On April 22, 2008, I posted the article “How Much Should A Lender/Senior Mortgagee Bid At An Indiana Sheriff’s Sale?” The title of today’s post could be “How Much Not To Bid At An Indiana Sheriff’s Sale.” Recently, the Court of Appeals in Titan Loan Investment Fund v. Marion Hotel Partners, 2008 Ind. App. LEXIS 1608 (Ind. Ct. App. 2008) (Titan.pdf) concluded that a foreclosure judgment “was fully paid and satisfied by [lender/mortgagee’s full judgment] bid at the sheriff’s sale” so as to preclude it from recovering any alleged deficiency.

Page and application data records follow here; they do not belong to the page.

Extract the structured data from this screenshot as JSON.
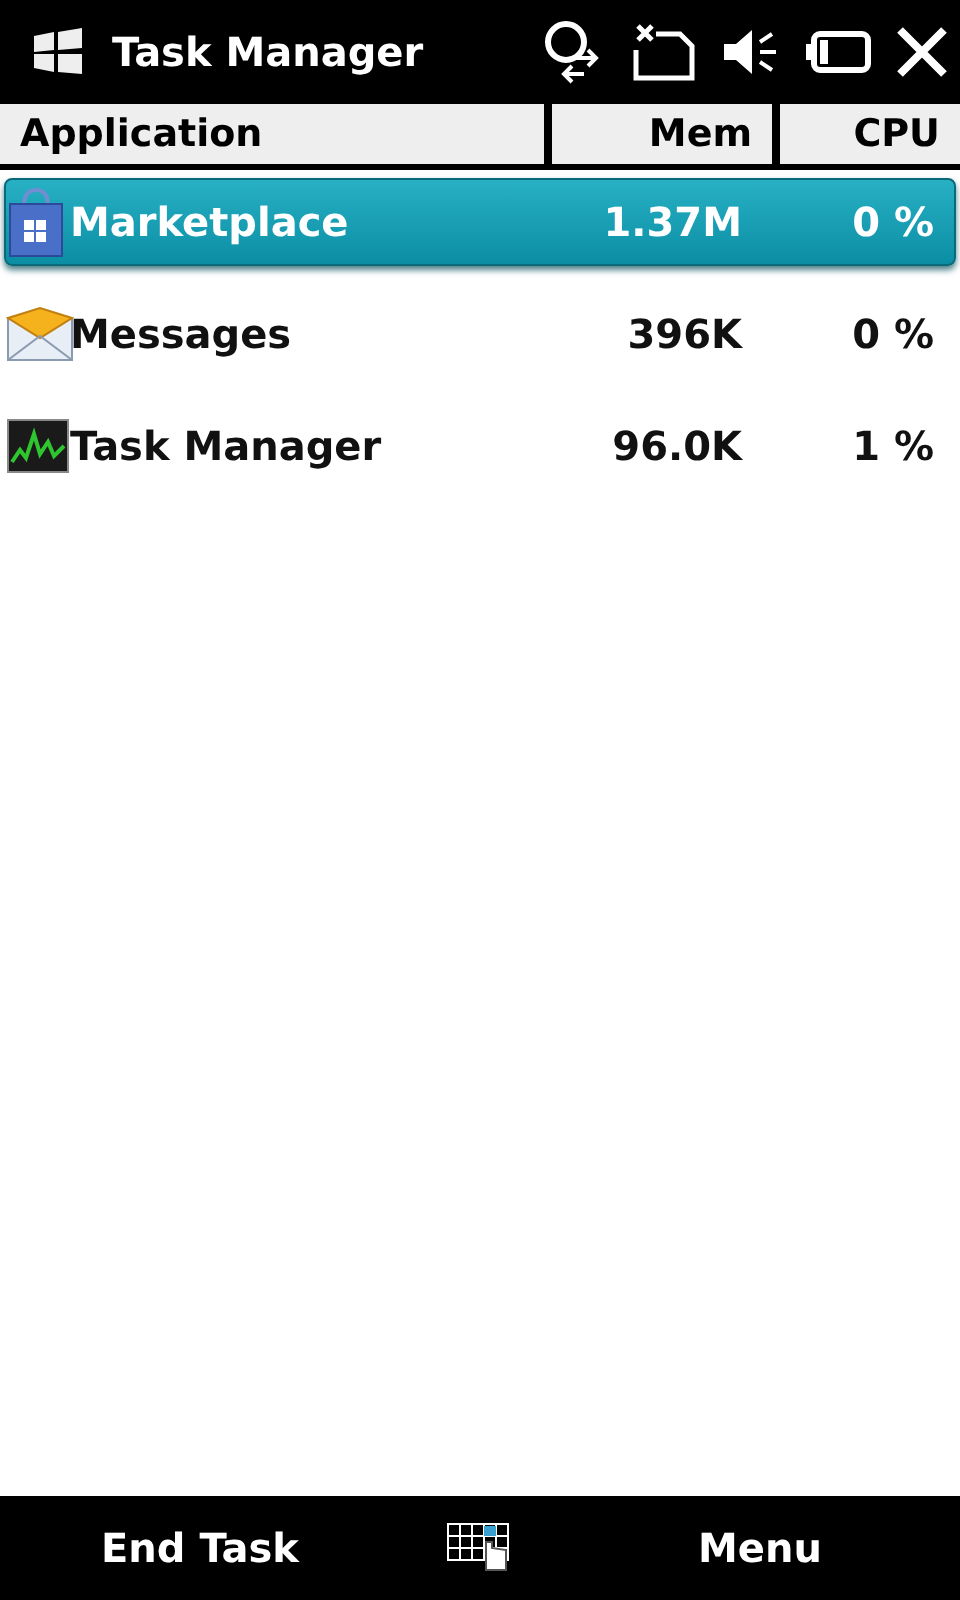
{
  "window": {
    "title": "Task Manager"
  },
  "table": {
    "columns": [
      "Application",
      "Mem",
      "CPU"
    ],
    "rows": [
      {
        "kind": "bag",
        "name": "Marketplace",
        "mem": "1.37M",
        "cpu": "0 %",
        "selected": true
      },
      {
        "kind": "envelope",
        "name": "Messages",
        "mem": "396K",
        "cpu": "0 %",
        "selected": false
      },
      {
        "kind": "monitor",
        "name": "Task Manager",
        "mem": "96.0K",
        "cpu": "1 %",
        "selected": false
      }
    ]
  },
  "softkeys": {
    "left": "End Task",
    "right": "Menu"
  }
}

Full credit bid. Titan (lender/mortgagee) secured a judgment in its foreclosure action against Marion (borrower/mortgagor) in the amount of $3,084,758.49. At the sheriff’s sale, Titan was the sole bidder by “paying” the sum of $3,085,362.49 for the real estate. Titan did not actually pay cash but rather made a “judgment bid,” also known as a “credit bid,” of the entire amount of the judgment, plus interest and costs. As noted by the Court, “where the judgment creditor bids the judgment instead of cash, such a credit bid is ‘as effective as payment in actual money would have been . . . inasmuch as there is no reason for going through the empty form and idle ceremony of handing the money over . . . and then receiving it back….’”
Titan’s point. After the sale, Titan filed a motion for proceedings supplemental claiming that its judgment had not been fully paid and that it was entitled to pursue other assets of Marion’s to satisfy the alleged deficiency. Titan contended its bid was not representative of the fair market value of the property. Presumably, the property was worth much less than the bid, although the Court did not discuss any evidence that may have been submitted concerning the property’s value.
Satisfaction. In Indiana, the payment of a bid at a sheriff’s sale “sufficient to satisfy the judgment extinguishes the judgment.” In other words, as noted in the opinion, “the full amount of the judgment, interest and costs at a sale constitutes a complete satisfaction of the judgment.”
No deficiency as a matter of law. The Court relied upon an opinion from the California Supreme Court and held:
The resolution of this case turns on the operation and effect of a “full credit bid.” The full credit bid rule precludes a lender, for purposes of collecting its debt, from making a full credit bid and subsequently claiming the property was actually worth less than the bid. The rule applies here because Titan bid and paid the full amount of its judgment, interest, and costs at the sheriff’s sale. Thus, we hold that the judgment was fully paid and satisfied and that Titan may not pursue a deficiency.
Despite the fact that Titan may have “paid” too much for the real estate, Titan had only itself to blame. The critical point is that Titan wasn’t required to bid the full amount of its judgment. Indeed lenders can and probably should bid less than the fair market value of the property, as previously explained in this blog.
Proceedings supplemental dismissed. In Indiana, “it is a condition precedent to proceedings supplemental that a valid judgment remains unsatisfied.” See, Ind. Trial Rule 69(E). If the judgment has been satisfied, then the judgment debt has been discharged. As such, the plaintiff no longer owns a judgment against the defendant, and a motion for proceedings supplemental becomes insufficient as a matter of law. The Court of Appeals affirmed the trial court’s dismissal of Titan’s motion for proceedings supplemental, stating:
Before Titan could recover on an alleged deficiency, it was Titan’s burden to show that its judgment had not been fully paid and satisfied and that its still owned a judgment against Marion. But Titan could not make that showing because its full credit bid at the sheriff’s sale was conclusive. The record here affirmatively shows satisfaction of the judgment.
Moral of the story. If Marion (or a guarantor) had assets in addition to the subject real estate, and if the actual value of the real estate was substantially less than the judgment, then this was an unfortunate result for Titan. The Titan opinion does not provide any insight into why Titan made a full judgment bid. In all fairness, Titan may have had legitimate reasons for doing so. For example, in the residential foreclosure context, a HUD-insured loan may require the lender/mortgagee to bid the full amount of the judgment as a prerequisite to reimbursement by the government. So, I’m not going to second guess Titan or its lawyers. My main point is that, barring a reversal by the Indiana Supreme Court, Titan definitively tells us that a full judgment (credit) bid at a foreclosure sale effectively negates any alleged deficiency. Please see my April 28, 2008 post for more insight or contact me for assistance.